*** MATERIAL PROVIDED ***
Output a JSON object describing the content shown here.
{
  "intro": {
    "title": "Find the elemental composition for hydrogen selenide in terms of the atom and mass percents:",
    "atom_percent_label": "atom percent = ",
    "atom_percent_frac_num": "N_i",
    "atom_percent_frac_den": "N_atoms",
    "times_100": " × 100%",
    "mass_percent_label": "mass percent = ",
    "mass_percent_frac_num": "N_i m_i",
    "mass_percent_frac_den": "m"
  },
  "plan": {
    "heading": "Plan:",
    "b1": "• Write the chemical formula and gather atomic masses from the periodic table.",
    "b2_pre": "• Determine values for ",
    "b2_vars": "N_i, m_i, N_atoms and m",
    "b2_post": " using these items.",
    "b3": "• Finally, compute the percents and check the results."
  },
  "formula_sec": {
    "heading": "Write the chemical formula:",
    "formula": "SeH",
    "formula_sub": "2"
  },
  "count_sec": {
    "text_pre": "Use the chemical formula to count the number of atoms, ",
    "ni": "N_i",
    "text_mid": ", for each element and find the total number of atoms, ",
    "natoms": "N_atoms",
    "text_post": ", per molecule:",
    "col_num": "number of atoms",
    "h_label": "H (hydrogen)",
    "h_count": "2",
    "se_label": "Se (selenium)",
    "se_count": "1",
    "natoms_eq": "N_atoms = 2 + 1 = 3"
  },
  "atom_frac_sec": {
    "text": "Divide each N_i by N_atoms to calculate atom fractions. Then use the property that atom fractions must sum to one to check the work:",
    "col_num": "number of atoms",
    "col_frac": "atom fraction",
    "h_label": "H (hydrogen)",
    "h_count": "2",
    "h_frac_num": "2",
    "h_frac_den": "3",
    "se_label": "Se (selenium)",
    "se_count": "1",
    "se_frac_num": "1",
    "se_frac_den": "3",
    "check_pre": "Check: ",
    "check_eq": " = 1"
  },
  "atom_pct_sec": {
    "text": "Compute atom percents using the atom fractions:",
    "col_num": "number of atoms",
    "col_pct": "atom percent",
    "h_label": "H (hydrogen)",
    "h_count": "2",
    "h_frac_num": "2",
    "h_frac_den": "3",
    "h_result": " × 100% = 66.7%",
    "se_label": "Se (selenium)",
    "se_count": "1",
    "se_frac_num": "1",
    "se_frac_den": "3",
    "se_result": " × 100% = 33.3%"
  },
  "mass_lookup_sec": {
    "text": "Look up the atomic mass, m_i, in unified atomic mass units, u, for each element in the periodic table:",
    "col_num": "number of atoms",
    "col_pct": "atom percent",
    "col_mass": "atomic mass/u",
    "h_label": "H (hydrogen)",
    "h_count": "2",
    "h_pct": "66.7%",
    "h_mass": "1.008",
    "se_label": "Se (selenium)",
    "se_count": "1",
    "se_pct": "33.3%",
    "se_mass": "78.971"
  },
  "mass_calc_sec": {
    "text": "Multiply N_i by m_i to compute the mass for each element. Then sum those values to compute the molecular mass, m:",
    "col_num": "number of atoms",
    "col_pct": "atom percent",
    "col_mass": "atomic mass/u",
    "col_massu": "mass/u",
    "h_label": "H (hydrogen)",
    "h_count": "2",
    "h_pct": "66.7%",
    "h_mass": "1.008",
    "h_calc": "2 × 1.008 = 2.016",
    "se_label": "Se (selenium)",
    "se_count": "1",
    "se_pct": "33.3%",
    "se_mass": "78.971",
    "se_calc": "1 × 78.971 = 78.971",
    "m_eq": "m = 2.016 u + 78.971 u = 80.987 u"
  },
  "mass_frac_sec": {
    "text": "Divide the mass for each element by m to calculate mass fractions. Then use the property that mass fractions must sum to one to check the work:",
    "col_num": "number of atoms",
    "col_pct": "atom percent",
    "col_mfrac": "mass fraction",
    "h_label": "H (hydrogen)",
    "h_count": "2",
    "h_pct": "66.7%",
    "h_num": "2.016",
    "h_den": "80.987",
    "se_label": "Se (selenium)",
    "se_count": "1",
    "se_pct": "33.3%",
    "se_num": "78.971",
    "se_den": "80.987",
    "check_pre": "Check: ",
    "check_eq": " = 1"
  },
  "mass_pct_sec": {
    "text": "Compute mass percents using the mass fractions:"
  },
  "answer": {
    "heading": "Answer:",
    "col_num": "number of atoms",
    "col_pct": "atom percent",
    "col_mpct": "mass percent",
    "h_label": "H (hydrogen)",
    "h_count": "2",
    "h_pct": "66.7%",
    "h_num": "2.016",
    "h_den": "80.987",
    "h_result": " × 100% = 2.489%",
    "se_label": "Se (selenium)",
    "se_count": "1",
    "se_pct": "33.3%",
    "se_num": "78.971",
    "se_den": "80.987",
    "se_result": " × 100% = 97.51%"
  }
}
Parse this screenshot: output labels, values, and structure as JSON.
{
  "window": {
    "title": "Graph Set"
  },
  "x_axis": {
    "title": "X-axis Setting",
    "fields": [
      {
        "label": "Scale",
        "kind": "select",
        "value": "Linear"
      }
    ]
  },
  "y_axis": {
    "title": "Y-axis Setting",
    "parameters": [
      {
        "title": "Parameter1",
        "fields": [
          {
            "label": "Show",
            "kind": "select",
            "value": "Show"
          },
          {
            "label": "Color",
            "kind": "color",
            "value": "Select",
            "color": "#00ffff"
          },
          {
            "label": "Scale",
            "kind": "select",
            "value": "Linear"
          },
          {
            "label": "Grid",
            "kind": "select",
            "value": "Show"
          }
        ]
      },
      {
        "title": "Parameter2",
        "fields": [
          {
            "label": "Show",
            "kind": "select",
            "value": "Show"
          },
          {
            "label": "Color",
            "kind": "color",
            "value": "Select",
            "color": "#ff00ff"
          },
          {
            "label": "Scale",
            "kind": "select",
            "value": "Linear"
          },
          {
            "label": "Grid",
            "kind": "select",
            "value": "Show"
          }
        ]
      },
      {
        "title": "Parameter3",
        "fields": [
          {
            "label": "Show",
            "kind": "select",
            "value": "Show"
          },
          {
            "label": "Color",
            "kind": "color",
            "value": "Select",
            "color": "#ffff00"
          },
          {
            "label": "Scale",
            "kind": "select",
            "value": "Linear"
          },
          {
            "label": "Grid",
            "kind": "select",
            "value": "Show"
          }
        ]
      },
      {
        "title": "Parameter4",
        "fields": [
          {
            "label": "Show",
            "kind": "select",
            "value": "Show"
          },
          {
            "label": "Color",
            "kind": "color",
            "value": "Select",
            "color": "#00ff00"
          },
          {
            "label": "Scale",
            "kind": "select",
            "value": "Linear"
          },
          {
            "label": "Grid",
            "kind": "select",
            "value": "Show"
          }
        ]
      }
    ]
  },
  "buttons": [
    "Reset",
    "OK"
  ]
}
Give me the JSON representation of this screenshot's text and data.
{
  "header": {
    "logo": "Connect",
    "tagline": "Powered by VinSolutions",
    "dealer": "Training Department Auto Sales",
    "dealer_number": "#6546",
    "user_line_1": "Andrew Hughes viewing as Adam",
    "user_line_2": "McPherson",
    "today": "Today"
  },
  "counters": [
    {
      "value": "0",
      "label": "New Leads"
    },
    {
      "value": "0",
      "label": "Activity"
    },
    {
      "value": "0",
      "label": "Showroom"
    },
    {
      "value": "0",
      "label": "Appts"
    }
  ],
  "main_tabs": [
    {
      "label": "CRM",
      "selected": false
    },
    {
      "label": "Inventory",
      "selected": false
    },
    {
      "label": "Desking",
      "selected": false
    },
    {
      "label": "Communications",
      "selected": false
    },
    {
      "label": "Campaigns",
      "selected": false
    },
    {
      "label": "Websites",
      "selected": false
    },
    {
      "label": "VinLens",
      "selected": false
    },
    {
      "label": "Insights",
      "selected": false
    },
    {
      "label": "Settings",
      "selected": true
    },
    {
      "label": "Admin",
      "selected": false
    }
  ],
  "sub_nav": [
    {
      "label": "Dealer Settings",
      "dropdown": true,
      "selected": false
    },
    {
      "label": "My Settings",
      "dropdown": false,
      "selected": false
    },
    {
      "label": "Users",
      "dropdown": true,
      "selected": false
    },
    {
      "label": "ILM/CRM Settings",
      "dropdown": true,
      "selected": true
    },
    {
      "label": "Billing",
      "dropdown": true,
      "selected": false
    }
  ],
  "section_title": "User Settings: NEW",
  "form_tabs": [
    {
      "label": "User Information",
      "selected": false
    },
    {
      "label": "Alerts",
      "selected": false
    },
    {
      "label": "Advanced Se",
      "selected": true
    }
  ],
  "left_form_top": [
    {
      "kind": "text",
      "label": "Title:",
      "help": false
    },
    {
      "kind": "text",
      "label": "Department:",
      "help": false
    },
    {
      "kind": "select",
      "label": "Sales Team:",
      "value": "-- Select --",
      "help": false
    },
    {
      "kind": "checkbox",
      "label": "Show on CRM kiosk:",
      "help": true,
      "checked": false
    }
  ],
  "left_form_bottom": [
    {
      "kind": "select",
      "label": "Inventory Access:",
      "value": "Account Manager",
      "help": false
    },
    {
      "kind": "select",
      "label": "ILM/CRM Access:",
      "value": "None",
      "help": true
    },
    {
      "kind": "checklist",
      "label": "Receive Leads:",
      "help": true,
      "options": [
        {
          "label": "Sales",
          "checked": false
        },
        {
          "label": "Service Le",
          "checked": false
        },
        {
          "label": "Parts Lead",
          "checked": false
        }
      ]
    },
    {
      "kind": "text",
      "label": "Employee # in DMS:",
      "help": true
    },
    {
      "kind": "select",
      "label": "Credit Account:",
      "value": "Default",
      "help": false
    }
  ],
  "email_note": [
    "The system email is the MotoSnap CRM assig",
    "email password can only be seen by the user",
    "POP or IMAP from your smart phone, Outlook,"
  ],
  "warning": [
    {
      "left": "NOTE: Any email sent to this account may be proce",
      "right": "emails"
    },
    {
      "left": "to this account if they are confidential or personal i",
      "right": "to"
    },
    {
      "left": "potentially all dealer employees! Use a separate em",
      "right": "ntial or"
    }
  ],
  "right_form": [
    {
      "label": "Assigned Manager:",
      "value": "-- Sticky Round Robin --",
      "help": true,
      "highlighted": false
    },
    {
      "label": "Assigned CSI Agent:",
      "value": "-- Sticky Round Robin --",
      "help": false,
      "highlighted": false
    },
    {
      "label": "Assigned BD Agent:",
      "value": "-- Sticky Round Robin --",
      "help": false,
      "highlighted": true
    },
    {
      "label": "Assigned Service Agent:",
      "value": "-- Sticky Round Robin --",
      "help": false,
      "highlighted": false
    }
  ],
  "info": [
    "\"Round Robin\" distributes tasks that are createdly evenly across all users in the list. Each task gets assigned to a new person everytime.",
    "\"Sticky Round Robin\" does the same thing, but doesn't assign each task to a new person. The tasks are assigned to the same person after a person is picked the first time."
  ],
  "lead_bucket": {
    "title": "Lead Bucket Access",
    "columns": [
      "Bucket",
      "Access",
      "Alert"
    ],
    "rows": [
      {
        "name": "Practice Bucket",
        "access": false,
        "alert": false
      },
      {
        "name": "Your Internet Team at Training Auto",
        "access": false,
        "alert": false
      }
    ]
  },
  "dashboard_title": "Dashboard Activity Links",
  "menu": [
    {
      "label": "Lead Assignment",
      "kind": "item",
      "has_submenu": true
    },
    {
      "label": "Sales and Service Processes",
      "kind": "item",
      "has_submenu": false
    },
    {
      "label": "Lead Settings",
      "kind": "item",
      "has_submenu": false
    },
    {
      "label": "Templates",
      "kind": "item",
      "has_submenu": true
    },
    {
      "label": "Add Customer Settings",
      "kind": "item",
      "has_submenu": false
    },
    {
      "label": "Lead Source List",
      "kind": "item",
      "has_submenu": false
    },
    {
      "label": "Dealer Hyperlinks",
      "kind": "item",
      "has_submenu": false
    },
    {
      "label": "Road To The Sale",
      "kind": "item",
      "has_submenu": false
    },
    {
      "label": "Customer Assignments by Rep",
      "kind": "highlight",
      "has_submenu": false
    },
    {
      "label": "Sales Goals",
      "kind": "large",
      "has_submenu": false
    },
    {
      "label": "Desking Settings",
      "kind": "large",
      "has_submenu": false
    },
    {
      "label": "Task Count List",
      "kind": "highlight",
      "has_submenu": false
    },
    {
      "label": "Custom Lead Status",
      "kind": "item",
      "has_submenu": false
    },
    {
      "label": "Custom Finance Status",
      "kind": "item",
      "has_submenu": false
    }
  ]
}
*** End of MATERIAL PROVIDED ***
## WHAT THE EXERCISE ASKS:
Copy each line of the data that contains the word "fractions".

## TASK RESPONSE:
    "text": "Divide each N_i by N_atoms to calculate atom fractions. Then use the property that atom fractions must sum to one to check the work:",
    "text": "Compute atom percents using the atom fractions:",
    "text": "Divide the mass for each element by m to calculate mass fractions. Then use the property that mass fractions must sum to one to check the work:",
    "text": "Compute mass percents using the mass fractions:"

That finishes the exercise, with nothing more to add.